**What to produce:**
For the records below, tally the lines that include the word "Temperature" and give only the tally.

========

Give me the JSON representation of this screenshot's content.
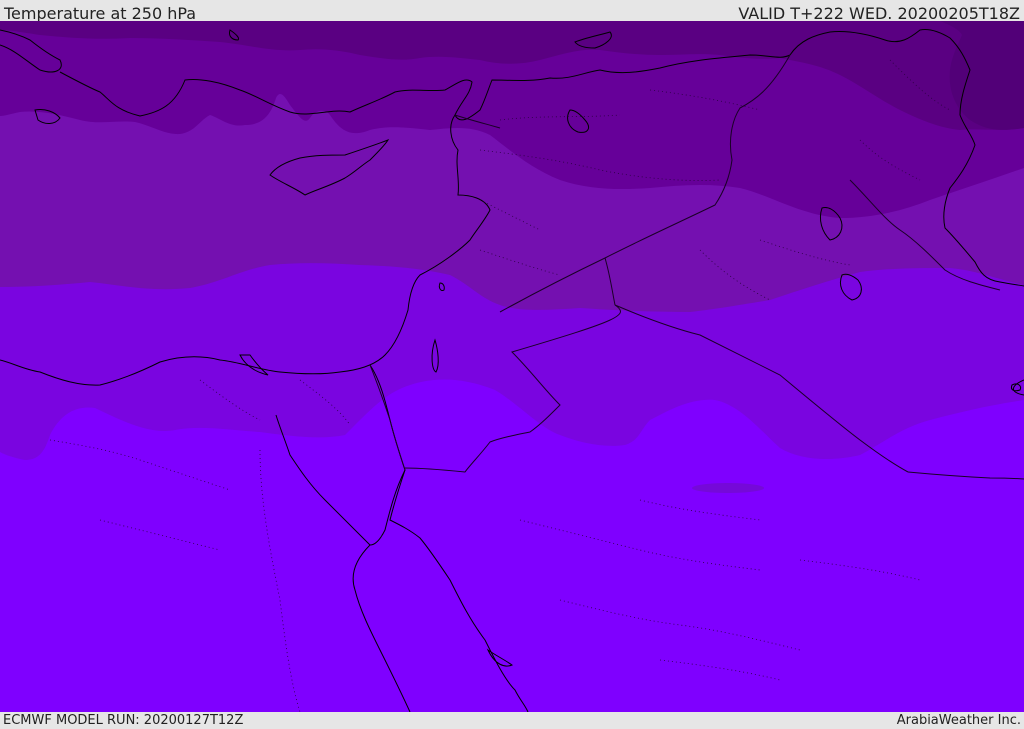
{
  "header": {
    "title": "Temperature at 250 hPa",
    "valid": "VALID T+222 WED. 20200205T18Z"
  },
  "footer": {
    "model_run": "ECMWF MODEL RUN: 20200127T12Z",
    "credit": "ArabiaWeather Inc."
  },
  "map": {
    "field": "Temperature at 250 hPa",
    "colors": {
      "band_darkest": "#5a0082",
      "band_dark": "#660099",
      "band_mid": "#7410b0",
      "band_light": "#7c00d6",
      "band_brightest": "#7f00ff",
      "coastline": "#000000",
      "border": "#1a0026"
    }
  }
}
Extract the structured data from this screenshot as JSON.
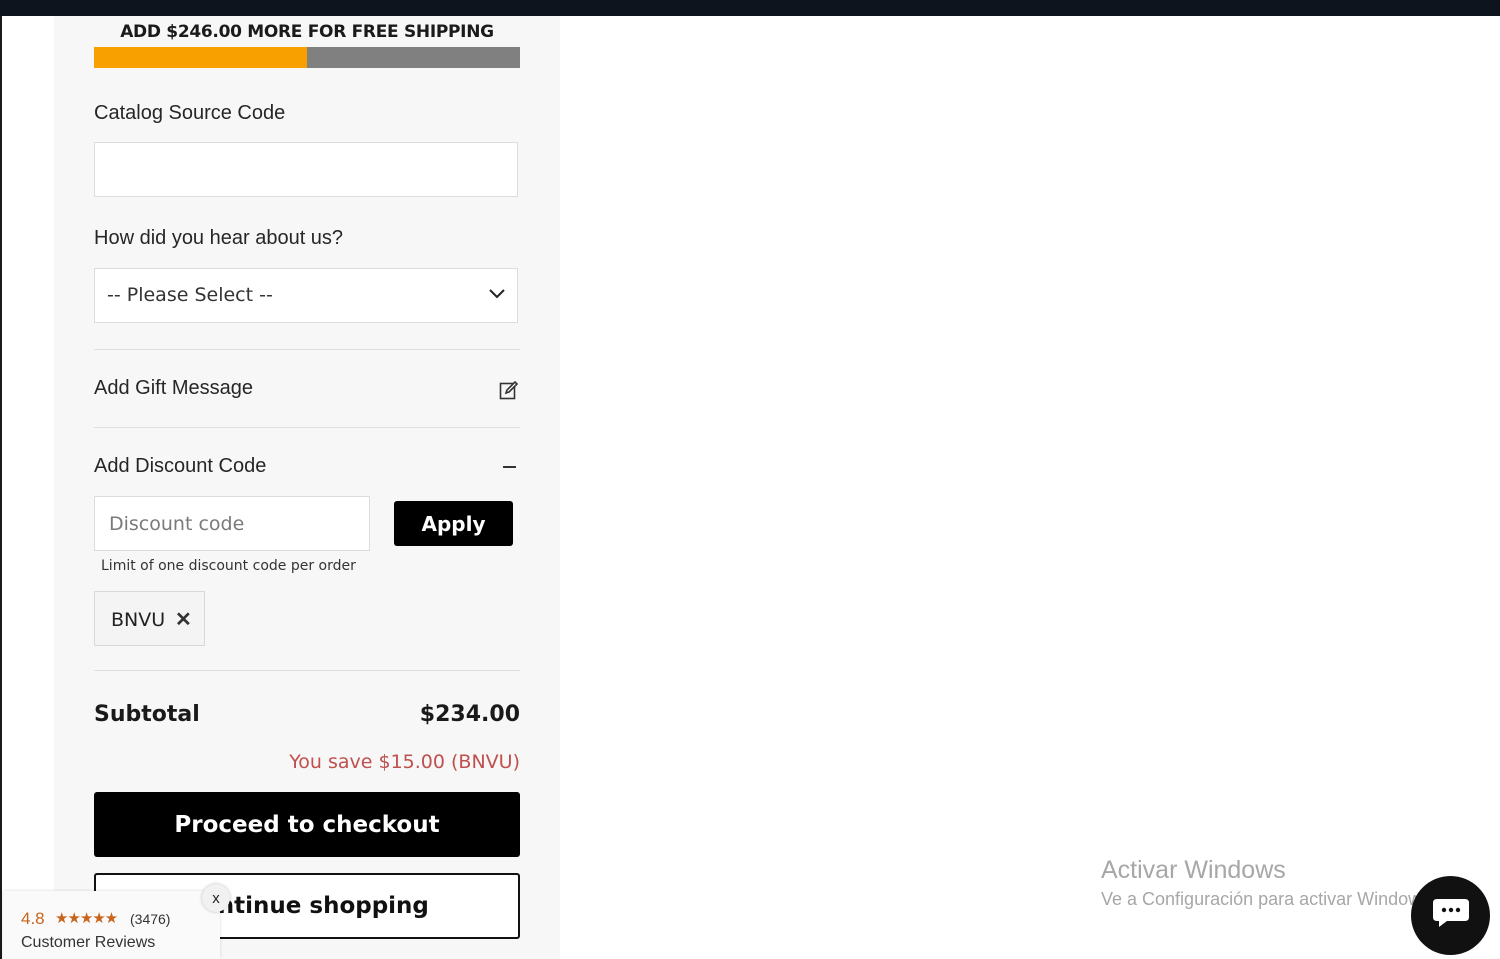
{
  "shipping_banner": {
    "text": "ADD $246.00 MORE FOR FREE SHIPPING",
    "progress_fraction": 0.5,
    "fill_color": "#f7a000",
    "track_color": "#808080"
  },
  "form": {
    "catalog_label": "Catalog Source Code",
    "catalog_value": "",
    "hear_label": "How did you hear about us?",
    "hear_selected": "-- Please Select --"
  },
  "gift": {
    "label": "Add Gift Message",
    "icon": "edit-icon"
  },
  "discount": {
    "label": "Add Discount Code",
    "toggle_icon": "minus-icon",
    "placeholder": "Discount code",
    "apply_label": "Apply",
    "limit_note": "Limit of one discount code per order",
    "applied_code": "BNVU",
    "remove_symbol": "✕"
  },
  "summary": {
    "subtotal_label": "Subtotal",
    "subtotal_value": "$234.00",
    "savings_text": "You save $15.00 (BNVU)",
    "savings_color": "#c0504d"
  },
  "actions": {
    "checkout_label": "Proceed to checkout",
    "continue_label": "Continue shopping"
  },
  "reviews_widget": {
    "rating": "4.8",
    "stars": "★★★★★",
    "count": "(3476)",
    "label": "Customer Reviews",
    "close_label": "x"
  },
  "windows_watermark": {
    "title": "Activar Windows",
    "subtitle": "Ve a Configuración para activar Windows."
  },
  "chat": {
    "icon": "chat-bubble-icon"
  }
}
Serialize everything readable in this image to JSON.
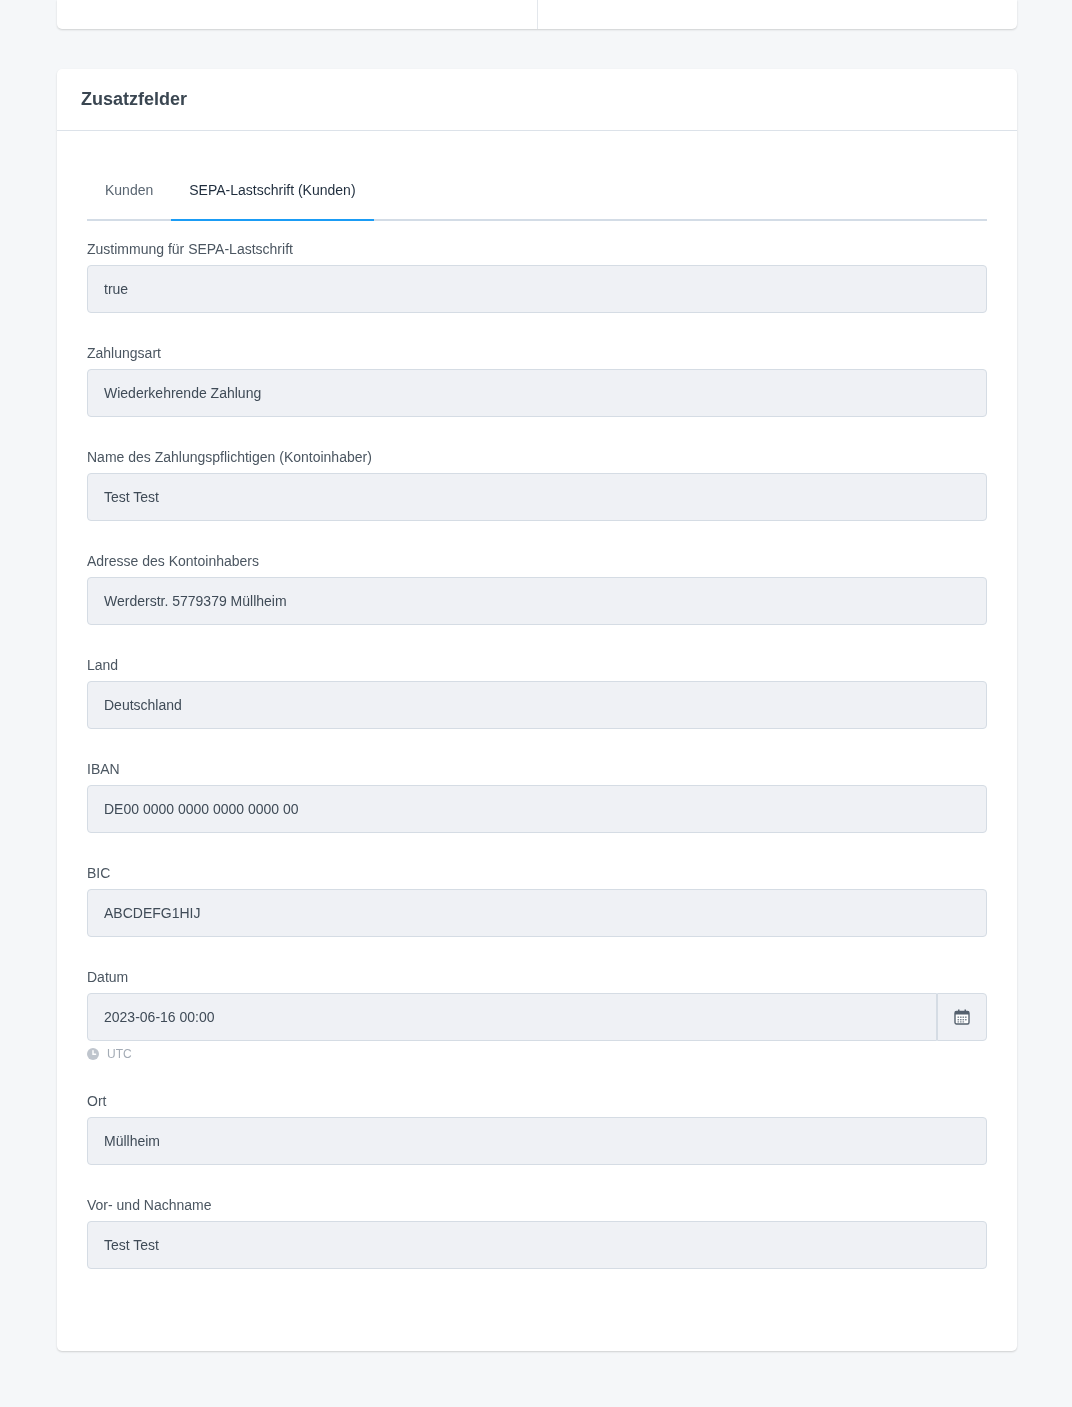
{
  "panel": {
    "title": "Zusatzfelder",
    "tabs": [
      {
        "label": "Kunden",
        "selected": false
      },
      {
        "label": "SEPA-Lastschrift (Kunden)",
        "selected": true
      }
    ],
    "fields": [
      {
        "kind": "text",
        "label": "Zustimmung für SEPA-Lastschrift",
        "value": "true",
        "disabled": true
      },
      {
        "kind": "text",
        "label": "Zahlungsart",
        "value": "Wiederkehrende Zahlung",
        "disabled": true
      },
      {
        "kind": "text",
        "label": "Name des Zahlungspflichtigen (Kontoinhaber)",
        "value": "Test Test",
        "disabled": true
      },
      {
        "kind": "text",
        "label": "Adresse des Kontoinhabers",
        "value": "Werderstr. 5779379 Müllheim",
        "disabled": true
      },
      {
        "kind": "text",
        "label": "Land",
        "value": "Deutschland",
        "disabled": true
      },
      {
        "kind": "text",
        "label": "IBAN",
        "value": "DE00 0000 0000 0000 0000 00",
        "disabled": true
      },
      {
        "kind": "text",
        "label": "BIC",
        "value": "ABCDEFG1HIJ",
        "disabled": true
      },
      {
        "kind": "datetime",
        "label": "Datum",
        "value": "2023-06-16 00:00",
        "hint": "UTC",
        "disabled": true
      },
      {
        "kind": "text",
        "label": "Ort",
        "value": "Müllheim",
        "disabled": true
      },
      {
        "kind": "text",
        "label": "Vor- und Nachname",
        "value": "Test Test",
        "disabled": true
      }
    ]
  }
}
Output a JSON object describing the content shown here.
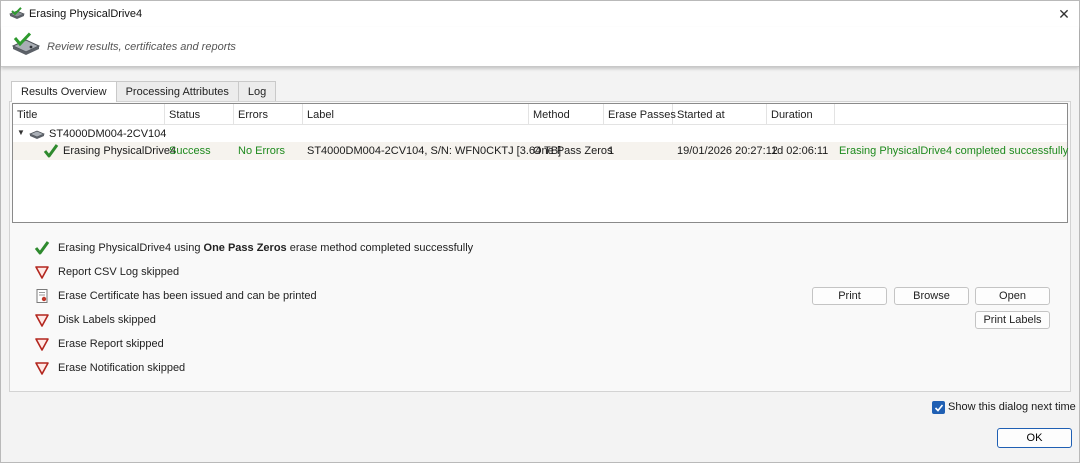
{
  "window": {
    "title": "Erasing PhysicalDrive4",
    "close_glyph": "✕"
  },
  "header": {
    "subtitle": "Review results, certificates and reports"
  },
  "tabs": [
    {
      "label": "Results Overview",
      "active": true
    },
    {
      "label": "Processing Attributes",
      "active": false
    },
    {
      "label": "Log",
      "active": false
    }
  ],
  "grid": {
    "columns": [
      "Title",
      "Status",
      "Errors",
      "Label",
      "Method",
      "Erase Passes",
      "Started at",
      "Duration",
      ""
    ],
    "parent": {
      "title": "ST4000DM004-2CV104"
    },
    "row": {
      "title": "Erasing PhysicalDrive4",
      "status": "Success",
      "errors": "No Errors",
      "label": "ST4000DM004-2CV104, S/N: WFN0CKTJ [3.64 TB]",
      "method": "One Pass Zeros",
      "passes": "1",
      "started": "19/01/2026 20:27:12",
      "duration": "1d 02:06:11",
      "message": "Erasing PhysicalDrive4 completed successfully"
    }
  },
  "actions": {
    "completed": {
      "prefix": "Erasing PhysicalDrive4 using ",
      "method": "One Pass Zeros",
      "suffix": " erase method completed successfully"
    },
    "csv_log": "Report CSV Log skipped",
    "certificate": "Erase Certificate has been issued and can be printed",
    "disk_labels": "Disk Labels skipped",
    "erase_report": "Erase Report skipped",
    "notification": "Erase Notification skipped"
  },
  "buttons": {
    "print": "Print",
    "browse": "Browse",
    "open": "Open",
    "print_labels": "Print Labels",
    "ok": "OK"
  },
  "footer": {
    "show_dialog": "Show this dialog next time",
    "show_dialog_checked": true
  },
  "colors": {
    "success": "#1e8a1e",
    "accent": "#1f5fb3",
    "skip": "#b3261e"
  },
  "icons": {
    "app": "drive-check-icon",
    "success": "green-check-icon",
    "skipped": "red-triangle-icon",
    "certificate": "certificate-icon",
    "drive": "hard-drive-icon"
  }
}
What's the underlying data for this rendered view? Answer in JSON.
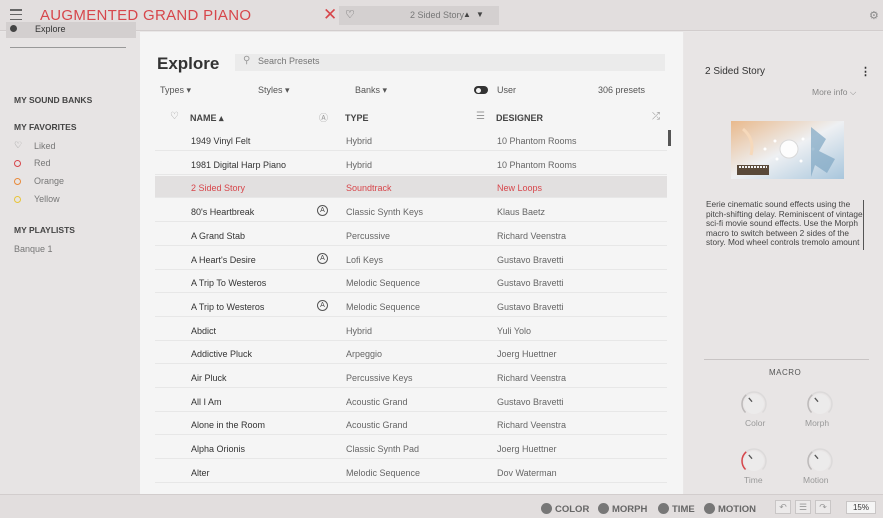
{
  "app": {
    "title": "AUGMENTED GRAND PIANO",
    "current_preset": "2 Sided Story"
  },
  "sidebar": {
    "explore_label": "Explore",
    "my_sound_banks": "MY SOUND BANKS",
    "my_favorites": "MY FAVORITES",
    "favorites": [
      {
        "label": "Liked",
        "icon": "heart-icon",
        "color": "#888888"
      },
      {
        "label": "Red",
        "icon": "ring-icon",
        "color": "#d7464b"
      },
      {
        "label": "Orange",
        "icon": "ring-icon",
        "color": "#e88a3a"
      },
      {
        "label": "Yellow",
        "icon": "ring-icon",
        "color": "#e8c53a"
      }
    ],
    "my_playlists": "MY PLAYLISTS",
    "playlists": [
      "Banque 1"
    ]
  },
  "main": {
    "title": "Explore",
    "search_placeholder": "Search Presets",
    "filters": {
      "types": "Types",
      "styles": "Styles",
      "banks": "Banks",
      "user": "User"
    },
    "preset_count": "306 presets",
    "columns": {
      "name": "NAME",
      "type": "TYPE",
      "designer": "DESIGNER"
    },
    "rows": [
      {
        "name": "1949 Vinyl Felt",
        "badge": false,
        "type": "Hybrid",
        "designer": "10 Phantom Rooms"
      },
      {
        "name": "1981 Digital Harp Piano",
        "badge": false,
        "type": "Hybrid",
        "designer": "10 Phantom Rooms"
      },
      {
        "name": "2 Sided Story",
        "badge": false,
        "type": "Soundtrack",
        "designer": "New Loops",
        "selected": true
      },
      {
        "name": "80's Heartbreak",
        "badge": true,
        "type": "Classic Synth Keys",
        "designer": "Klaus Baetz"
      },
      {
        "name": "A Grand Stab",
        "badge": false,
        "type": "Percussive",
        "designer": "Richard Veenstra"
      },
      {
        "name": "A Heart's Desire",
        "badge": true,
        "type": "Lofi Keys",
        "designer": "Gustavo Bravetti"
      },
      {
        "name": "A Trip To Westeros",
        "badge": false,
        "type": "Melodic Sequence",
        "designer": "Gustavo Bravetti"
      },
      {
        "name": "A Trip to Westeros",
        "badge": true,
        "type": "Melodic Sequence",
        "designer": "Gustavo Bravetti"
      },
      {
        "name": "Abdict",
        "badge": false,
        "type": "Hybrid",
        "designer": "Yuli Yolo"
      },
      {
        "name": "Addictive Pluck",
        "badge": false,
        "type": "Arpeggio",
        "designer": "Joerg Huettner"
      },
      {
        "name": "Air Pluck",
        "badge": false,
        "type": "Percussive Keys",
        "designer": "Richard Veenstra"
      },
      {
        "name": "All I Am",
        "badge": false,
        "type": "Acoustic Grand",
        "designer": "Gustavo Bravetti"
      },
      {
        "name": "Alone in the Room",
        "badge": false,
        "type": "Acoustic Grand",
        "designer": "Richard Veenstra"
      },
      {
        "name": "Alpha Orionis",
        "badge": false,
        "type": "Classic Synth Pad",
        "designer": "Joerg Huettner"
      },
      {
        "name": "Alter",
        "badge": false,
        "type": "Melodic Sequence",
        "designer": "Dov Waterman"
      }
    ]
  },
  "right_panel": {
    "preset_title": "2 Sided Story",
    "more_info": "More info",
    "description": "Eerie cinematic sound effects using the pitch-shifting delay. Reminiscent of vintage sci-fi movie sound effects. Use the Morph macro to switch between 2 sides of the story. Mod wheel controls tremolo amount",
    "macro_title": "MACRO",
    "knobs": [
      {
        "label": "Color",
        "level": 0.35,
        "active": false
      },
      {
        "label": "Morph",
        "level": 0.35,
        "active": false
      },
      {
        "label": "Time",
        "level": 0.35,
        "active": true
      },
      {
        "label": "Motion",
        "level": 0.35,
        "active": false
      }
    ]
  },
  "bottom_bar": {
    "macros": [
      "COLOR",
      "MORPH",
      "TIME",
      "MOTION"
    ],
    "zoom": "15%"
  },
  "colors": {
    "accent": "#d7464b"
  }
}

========

**Response below:**
2